Gin bar pioneer has winning spirit

SLTN Award-winning Gin71 has versatility at its core. Jack Walsh reports

gin 71

IN 2014, when a Glasgow bar dedicated to gin – specifically, 71 gins – opened on the city’s Renfield Street, it perhaps appeared an ambitious concept.

Fast forward five years, however, and it seems Paul Reynolds’ idea for Gin71, which took its name from the venue’s address on Renfield Street, was on the money, with the spirit’s meteoric rise continuing apace, and the concept expanding to two further Glasgow outlets in Merchant City and House of Fraser.

But with the category’s rapid growth – and subsequent ever-increasing range of gins on the market – has Gin71 remained true to its name?

“It depends how you view it,” said David Craig, general manager of Gin71 Merchant City, which was named SLTN Gin Bar of the Year, in association with Schweppes, at the 2018 SLTN Awards last November.

“We do have 71 on our gin list.

“But then we also run a monthly cocktail special, called Gin Genius. So, although we have 71 on the list, we probably have about 140 in the building.” A lot of thought goes into the bar’s gin menu, which is updated every six months.

“Basically the way we do it is we go through and have a look at what our customers really love from our menu,” explained David.“So, what everyone is ordering and then we break down what we think is not really selling, why we think it’s not selling.”

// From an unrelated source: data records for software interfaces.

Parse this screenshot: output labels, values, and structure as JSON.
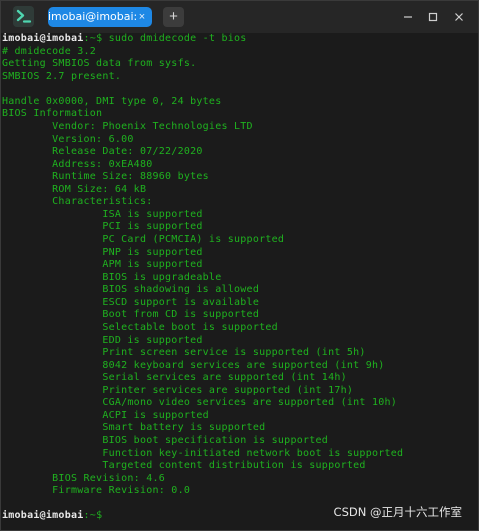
{
  "window": {
    "tab_title": "imobai@imobai: ~",
    "tab_close": "×",
    "new_tab": "+",
    "minimize": "—",
    "maximize": "☐",
    "close": "✕"
  },
  "terminal": {
    "prompt_user": "imobai@imobai",
    "first_command": ":~$ sudo dmidecode -t bios",
    "lines": [
      "# dmidecode 3.2",
      "Getting SMBIOS data from sysfs.",
      "SMBIOS 2.7 present.",
      "",
      "Handle 0x0000, DMI type 0, 24 bytes",
      "BIOS Information",
      "        Vendor: Phoenix Technologies LTD",
      "        Version: 6.00",
      "        Release Date: 07/22/2020",
      "        Address: 0xEA480",
      "        Runtime Size: 88960 bytes",
      "        ROM Size: 64 kB",
      "        Characteristics:",
      "                ISA is supported",
      "                PCI is supported",
      "                PC Card (PCMCIA) is supported",
      "                PNP is supported",
      "                APM is supported",
      "                BIOS is upgradeable",
      "                BIOS shadowing is allowed",
      "                ESCD support is available",
      "                Boot from CD is supported",
      "                Selectable boot is supported",
      "                EDD is supported",
      "                Print screen service is supported (int 5h)",
      "                8042 keyboard services are supported (int 9h)",
      "                Serial services are supported (int 14h)",
      "                Printer services are supported (int 17h)",
      "                CGA/mono video services are supported (int 10h)",
      "                ACPI is supported",
      "                Smart battery is supported",
      "                BIOS boot specification is supported",
      "                Function key-initiated network boot is supported",
      "                Targeted content distribution is supported",
      "        BIOS Revision: 4.6",
      "        Firmware Revision: 0.0",
      ""
    ],
    "last_prompt": ":~$"
  },
  "watermark": "CSDN @正月十六工作室",
  "colors": {
    "background": "#1b1b1b",
    "text_green": "#1fb21f",
    "tab_blue": "#1e88e5",
    "titlebar": "#262626"
  }
}
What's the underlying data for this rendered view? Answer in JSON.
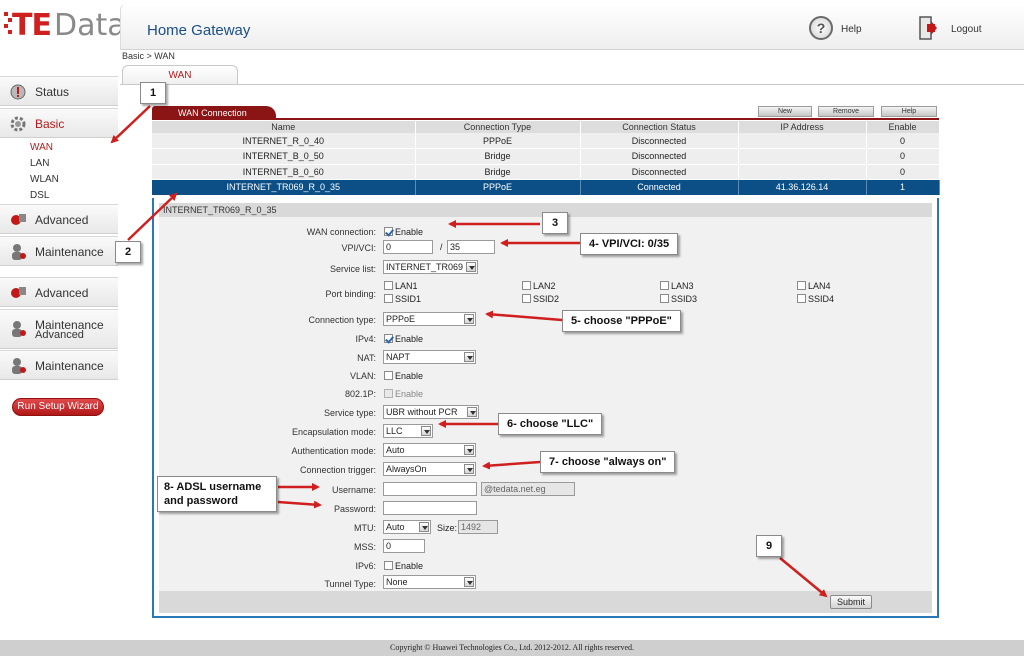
{
  "brand": {
    "te": "TE",
    "data": "Data"
  },
  "header": {
    "title": "Home Gateway",
    "help_label": "Help",
    "logout_label": "Logout",
    "help_glyph": "?"
  },
  "breadcrumb": "Basic > WAN",
  "tab": "WAN",
  "sidebar": {
    "status": "Status",
    "basic": "Basic",
    "basic_sub": [
      "WAN",
      "LAN",
      "WLAN",
      "DSL"
    ],
    "advanced": "Advanced",
    "maintenance": "Maintenance",
    "advanced2": "Advanced",
    "maintenance_stack": [
      "Maintenance",
      "Advanced"
    ],
    "maintenance3": "Maintenance",
    "setup_wizard": "Run Setup Wizard"
  },
  "wan": {
    "section_title": "WAN Connection",
    "buttons": {
      "new": "New",
      "remove": "Remove",
      "help": "Help"
    },
    "columns": [
      "Name",
      "Connection Type",
      "Connection Status",
      "IP Address",
      "Enable"
    ],
    "rows": [
      [
        "INTERNET_R_0_40",
        "PPPoE",
        "Disconnected",
        "",
        "0"
      ],
      [
        "INTERNET_B_0_50",
        "Bridge",
        "Disconnected",
        "",
        "0"
      ],
      [
        "INTERNET_B_0_60",
        "Bridge",
        "Disconnected",
        "",
        "0"
      ],
      [
        "INTERNET_TR069_R_0_35",
        "PPPoE",
        "Connected",
        "41.36.126.14",
        "1"
      ]
    ]
  },
  "detail": {
    "title": "INTERNET_TR069_R_0_35",
    "labels": {
      "wan_connection": "WAN connection:",
      "vpi_vci": "VPI/VCI:",
      "service_list": "Service list:",
      "port_binding": "Port binding:",
      "connection_type": "Connection type:",
      "ipv4": "IPv4:",
      "nat": "NAT:",
      "vlan": "VLAN:",
      "dot1p": "802.1P:",
      "service_type": "Service type:",
      "encapsulation": "Encapsulation mode:",
      "authentication": "Authentication mode:",
      "trigger": "Connection trigger:",
      "username": "Username:",
      "password": "Password:",
      "mtu": "MTU:",
      "size": "Size:",
      "mss": "MSS:",
      "ipv6": "IPv6:",
      "tunnel": "Tunnel Type:"
    },
    "enable_text": "Enable",
    "vpi": "0",
    "vci_sep": "/",
    "vci": "35",
    "service_list": "INTERNET_TR069",
    "ports": [
      "LAN1",
      "LAN2",
      "LAN3",
      "LAN4",
      "SSID1",
      "SSID2",
      "SSID3",
      "SSID4"
    ],
    "connection_type": "PPPoE",
    "nat": "NAPT",
    "service_type": "UBR without PCR",
    "encapsulation": "LLC",
    "authentication": "Auto",
    "trigger": "AlwaysOn",
    "username": "",
    "domain_suffix": "@tedata.net.eg",
    "password": "",
    "mtu": "Auto",
    "size": "1492",
    "mss": "0",
    "tunnel": "None",
    "submit": "Submit"
  },
  "annotations": {
    "n1": "1",
    "n2": "2",
    "n3": "3",
    "n9": "9",
    "vpi_note": "4- VPI/VCI: 0/35",
    "pppoe_note": "5- choose \"PPPoE\"",
    "llc_note": "6- choose \"LLC\"",
    "always_note": "7- choose \"always on\"",
    "adsl_note_1": "8- ADSL username",
    "adsl_note_2": "and password"
  },
  "footer": "Copyright © Huawei Technologies Co., Ltd. 2012-2012. All rights reserved.",
  "colors": {
    "accent_red": "#b31b1b",
    "selected_row": "#0c4f86",
    "section_bar": "#8b1414",
    "title_blue": "#1a4f86"
  }
}
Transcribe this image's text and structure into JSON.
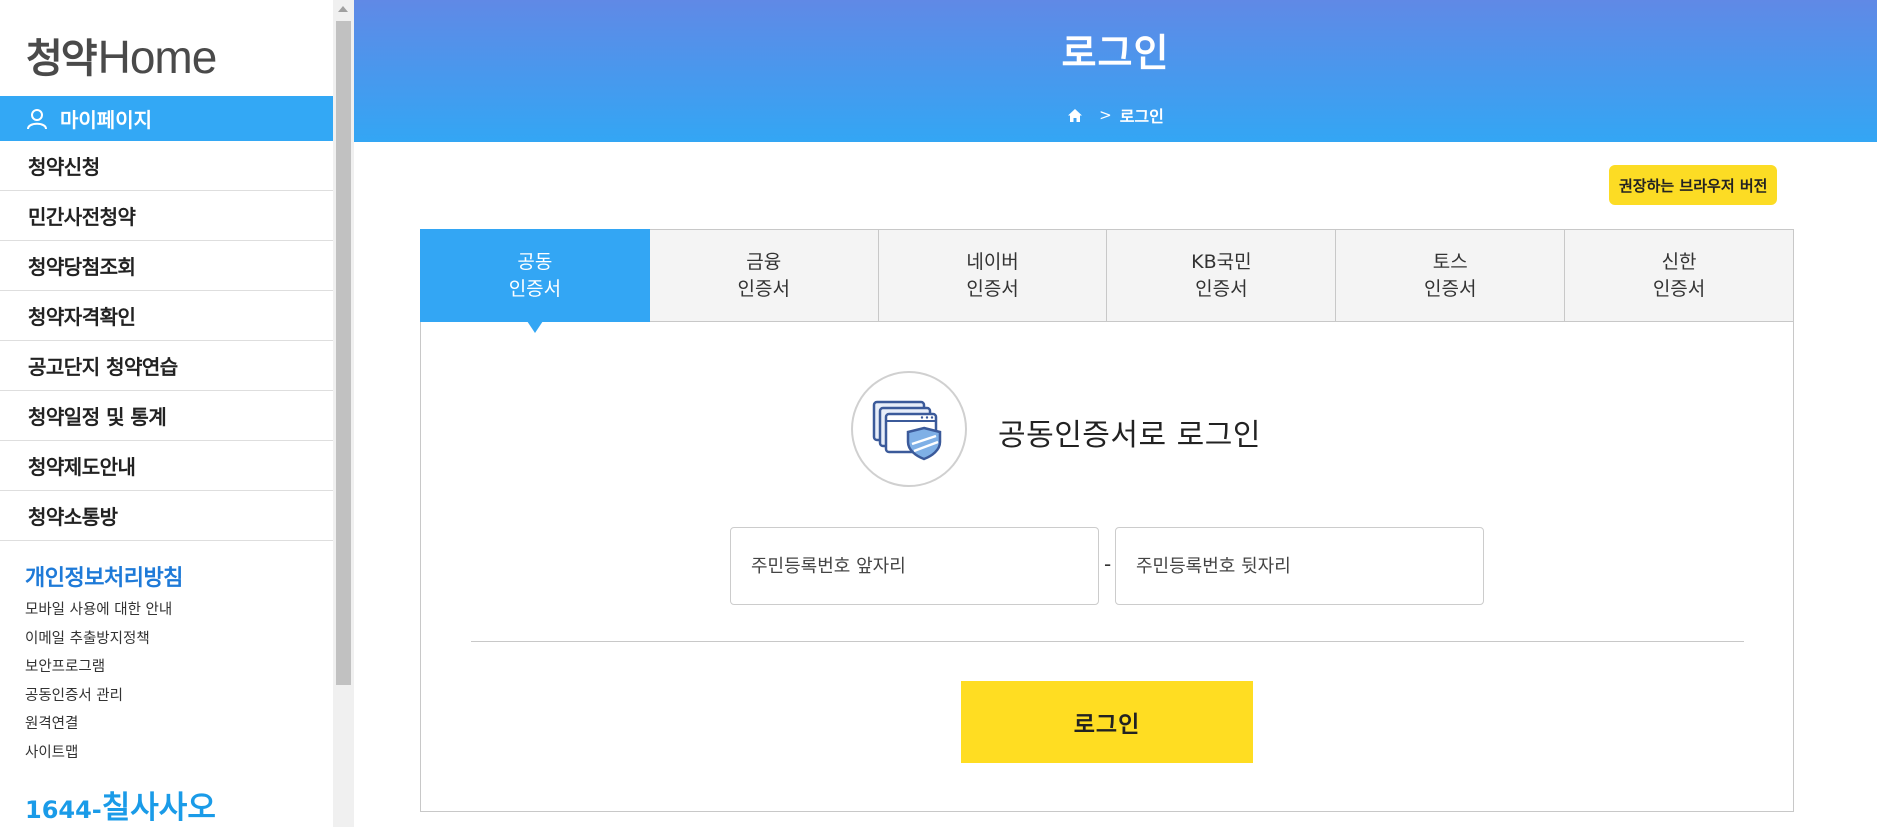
{
  "sidebar": {
    "logo_kr": "청약",
    "logo_en": "Home",
    "mypage_label": "마이페이지",
    "menu": [
      "청약신청",
      "민간사전청약",
      "청약당첨조회",
      "청약자격확인",
      "공고단지 청약연습",
      "청약일정 및 통계",
      "청약제도안내",
      "청약소통방"
    ],
    "policy_title": "개인정보처리방침",
    "sublinks": [
      "모바일 사용에 대한 안내",
      "이메일 추출방지정책",
      "보안프로그램",
      "공동인증서 관리",
      "원격연결",
      "사이트맵"
    ],
    "phone_number": "1644-",
    "phone_text": "칠사사오"
  },
  "header": {
    "title": "로그인",
    "breadcrumb_current": "로그인"
  },
  "browser_badge": "권장하는 브라우저 버전",
  "tabs": [
    {
      "line1": "공동",
      "line2": "인증서"
    },
    {
      "line1": "금융",
      "line2": "인증서"
    },
    {
      "line1": "네이버",
      "line2": "인증서"
    },
    {
      "line1": "KB국민",
      "line2": "인증서"
    },
    {
      "line1": "토스",
      "line2": "인증서"
    },
    {
      "line1": "신한",
      "line2": "인증서"
    }
  ],
  "active_tab": 0,
  "login_panel": {
    "heading": "공동인증서로 로그인",
    "rrn_front_placeholder": "주민등록번호 앞자리",
    "rrn_back_placeholder": "주민등록번호 뒷자리",
    "separator": "-",
    "login_button": "로그인"
  },
  "icons": {
    "user": "user-icon",
    "home": "home-icon",
    "certificate": "certificate-shield-icon"
  },
  "colors": {
    "accent_blue": "#33a6f4",
    "banner_top": "#6089e6",
    "button_yellow": "#ffdd22",
    "policy_blue": "#1e7ad8"
  }
}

With Scottish gins, people want to know where you’re getting your water from, the same as whisky.

Working with a raft of independent distilleries as well as suppliers such as Huffmans, Inverarity Morton and Matthew Clark, Gin71 strives to continually offer customers unique gins and serves.

“We try and have stuff that you can’t get anywhere else,” said David.

“Working with a lot of the gin [firms] which are direct only may be a bit more difficult on our end, but it does mean a lot of exclusivity.

“We want something that’s got a bit of a story behind it; something the customer is going to really engage with, something that you can talk to them about.”

It therefore comes as no surprise that David is passionate about customer service and product knowledge. Gin71 Merchant City offers table service across the 66-cover bar/restaurant (there’s also a 40-capacity outdoor space) so it’s vital that staff can talk at length about the venue’s sizeable gin range.

“Each one of our servers, we want them to have the same knowledge that the bartenders have,” said David. “So we do comprehensive training.”

In terms of trends, traceability and sustainability are coming to the fore, reckons David, who draws parallels between gin and Scotland’s other renowned spirit.

With Scottish gins, people want to know where you’re getting your water from, the same as whisky.

“Scottish gins, people now want to know where you’re getting your water from – the same as whisky,” he said.

The tonic/mixer that goes into the drink is also of growing importance, with Gin71 Merchant City’s selection having substantially expanded in recent years.

“We started our mixers range with Fever-Tree, that was it,” said David. “They were our house tonics, they still are now, but it was pretty much only Fever-Tree we had.

“And now we’ve got the full Fever-Tree range, Double Dutch Tonics, Schweppes, Franklin & Sons, Fentimans, Summerhouse Drinks, Lamb & Watt – and we’re putting in even more on the new menu. “So for me that is the next thing.”

David Craig has witnessed a lot of changes within the gin category
David Craig has witnessed a lot of changes within the gin category

Keeping a close eye on developments within the industry is crucial, according to David. As a bar that’s underpinned by a spirit in flux, Gin71 is nothing if not adaptable.

As well as gin-inspired food menus, which are paired with gin or wine, and tasting events, which utilise the bar’s downstairs events space and can accommodate up to 50 people, the venue also plays host to brand takeover events for the trade and public. Such events offer in-depth insight into specific brands; past takeovers include Sipsmiths, Edinburgh Gin, Eden Mill and Arbikie.

The team is resourceful too. Utilising the empty bottles from tasting events, as well as the bar itself, the venue runs lamp making classes, where the gin bottles form the bases of the lamps.

“One of our members of staff had taken a bottle home and put fairy lights in it and it looked really pretty and it was the centrepiece on their fireplace,” said David.

“And from that we got the idea: we could actually make lamps out of these.” The classes, which typically sell out, are said to add as much as £2500 to Sunday trading and help to cut down on waste.

Further innovation can be found across from the bar in its sister unit, The Gin Spa.

Incorporating gin tastings with gin-inspired spa treatments, the concept has been a runaway success since it opened a year ago. So much so that the spa, which currently has three treatment rooms, is set to expand into a neighbouring unit this spring, taking it to 12 treatment rooms.

“It’s a really unique concept,” said David, who reckons adaptability will remain the name of the game for the foreseeable.

“It’s definitely gin’s versatility that’s driving it forward. We’re always trying to keep our finger on the pulse as to what’s happening next.”